As I shared in last week’s blog, I have made a commitment to lose a serious amount of weight. And I have been successful thus far – I’m in week #4 and it’s going well.

Getting this far has been a challenge because it has taken me this long to rewrite most of my scripts regarding food that have been operational for a very long time.

And by script I mean a food habit. I had many food habits that had to be assessed and most of them needed to be completely re-written. Here are some new habits I’m picking up:

  • I no longer eat grains
  • I no longer eat sugar
  • I eat a lot less dairy
  • Very few desserts or sweet things are allowed in my new diet
  • I eat a lot more vegetables
  • I eat a lot more nuts
  • I use ground almonds instead of flour
  • I am allowed one ‘cheat day’ a week where I can have some of those things I used to have all of the time
  • I am learning to exercise more frequently

I have made these changes for many reasons. But the one I will talk about today has to do with our food habits.

As I child I was taught to eat certain foods and to like certain tastes. Those same food habits are still with me today. I have used them so often that they have created a neural highway in my brain that is so well used it is like an 8-lane highway – super fast with a lot of traffic on it. Because these food habits have such active and large neural highways inside my brain they fire and cause me to act before I’m really conscious of what I’m doing. So getting conscious was a really, really important first step in this whole process.

I needed to be AWARE of what I was eating and drinking – at all times.

So I’m at a meeting and someone brings in coffee and donuts. In the beginning stages of changing my food habits, I would have my hand in the donut box before I realized. But NO – you can’t have this. I have to remind myself that I have almonds in my purse – pull them out and snack on them instead. Every fiber in me was screaming for the donut – not because I had to have it but because my brain was used to it and expected to be allowed to have it.

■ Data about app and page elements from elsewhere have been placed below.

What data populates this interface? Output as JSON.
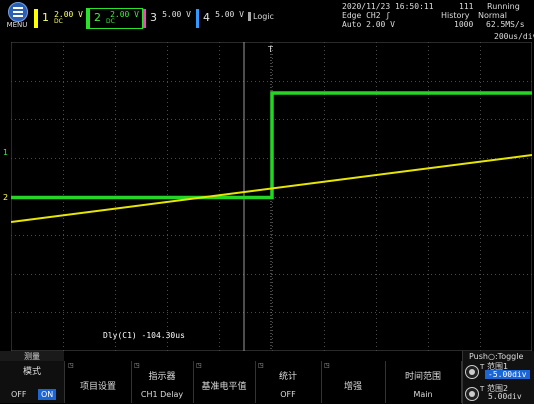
{
  "header": {
    "menu_label": "MENU",
    "channels": [
      {
        "num": "1",
        "scale": "2.00 V",
        "coupling": "DC",
        "color": "#ffff00"
      },
      {
        "num": "2",
        "scale": "2.00 V",
        "coupling": "DC",
        "color": "#2be22b"
      },
      {
        "num": "3",
        "scale": "5.00 V",
        "coupling": "",
        "color": "#ff3ccc"
      },
      {
        "num": "4",
        "scale": "5.00 V",
        "coupling": "",
        "color": "#3399ff"
      }
    ],
    "logic_label": "Logic",
    "datetime": "2020/11/23 16:50:11",
    "trigger_info": "Edge CH2 ʃ",
    "trigger_level": "Auto 2.00 V",
    "acq_count": "111",
    "run_status": "Running",
    "history_label": "History",
    "acq_mode": "Normal",
    "record_length": "1000",
    "sample_rate": "62.5MS/s",
    "timebase": "200us/div"
  },
  "waveform": {
    "measurement": "Dly(C1) -104.30us",
    "ch1_marker": "1",
    "ch2_marker": "2",
    "trigger_marker": "T"
  },
  "softkeys": {
    "measure_header": "测量",
    "mode": {
      "title": "模式",
      "off": "OFF",
      "on": "ON"
    },
    "items_setup": {
      "title": "项目设置"
    },
    "indicator": {
      "title": "指示器",
      "value": "CH1 Delay"
    },
    "ref_level": {
      "title": "基准电平值"
    },
    "statistics": {
      "title": "统计",
      "value": "OFF"
    },
    "enhance": {
      "title": "增强"
    },
    "time_range": {
      "title": "时间范围",
      "value": "Main"
    },
    "push_toggle": "Push○:Toggle",
    "range1": {
      "label": "范围1",
      "value": "-5.00div"
    },
    "range2": {
      "label": "范围2",
      "value": "5.00div"
    }
  }
}
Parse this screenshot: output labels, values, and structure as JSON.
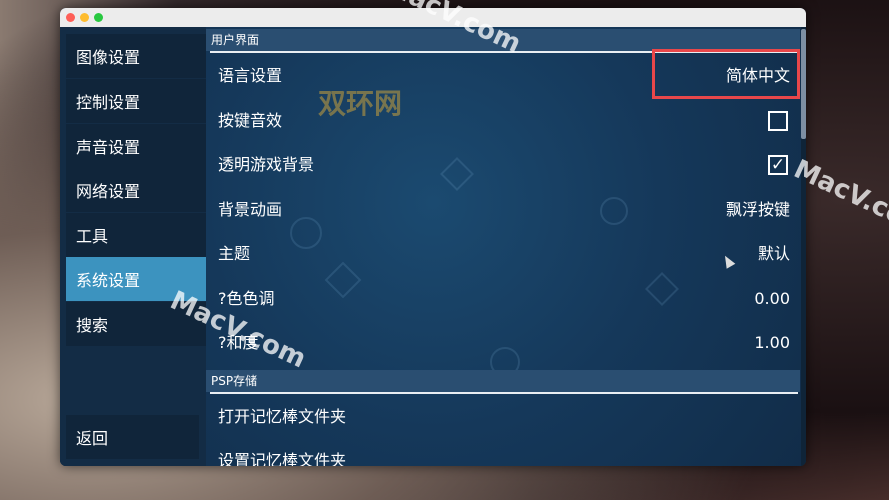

Giving in to your food habits is like giving in to a child who is having a tantrum. That’s why the first 21 days of a new food regime is SO critical. You are quite honestly fighting against your own brain that is hard wired to EXPECT certain foods at certain times of the day. And when you deny it what it wants, it throws a tantrum! And when we are tired or out of sorts or we have had a bad day, guess what? We give in.

So knowing all of this, I was prepared with a food plan that took into account 3 meals a day for 7 days. I knew what meals I would have and what snacks would be available. I had pre-bought the groceries for the week and spent time on the weekend pre-making some of the main meals that I would need to have on hand in order to see me through the week. The food plan was clear in my mind and I was RIGID in executing it – especially in the initial 21 days, which is the length of time it takes to form a new neural habit.

But here’s what I knew and what you also need to know: The new neural habit that is only 21 days old is fresh – it is like a newborn. It’s not yet a super 8-lane highway in your head. It is more like a dirt road through the countryside. So you have to continue using the new habits in order for the neural highway to become strong, secure, and well-travelled.

Not only is food a habit – it’s an addiction. Those flavours and tastes we so love are addictions our body has become used to and it takes time to shake them. So it’s critical that you pay attention and stay committed at all times. Furthermore, you need to have a plan about how you will deal with those moments when you want to give in and go back to old habits – because they are still in your brain, folks! It will take months to really build new habits that will take over where the old habits were.

And those people who have lost the weight and then regained it? Their old food habits were still wired up. Losing focus on the new habits simply caused them to reconnect to old wiring and, before long, they were back at it.

I know it’s just my head. And understanding why it is so compelling helps me to ‘not give in’ and to persevere until the new habits wire. Committing to this new regime takes time because your body is not going to like it right off the bat. You need to learn to like new things – and that takes time. In order to be healthy, food needs to become fuel rather than entertainment or a source of pleasure.

These are the habits and mindsets I am working to rewire in order to improve my health and wellbeing. I’ve done this in my business over the last several years, and I will continue to do it in the years to come. How about you? Which neural highways are firing in your brain that you need to rewire? Which country roads are in need of building up? I’d love to hear from you!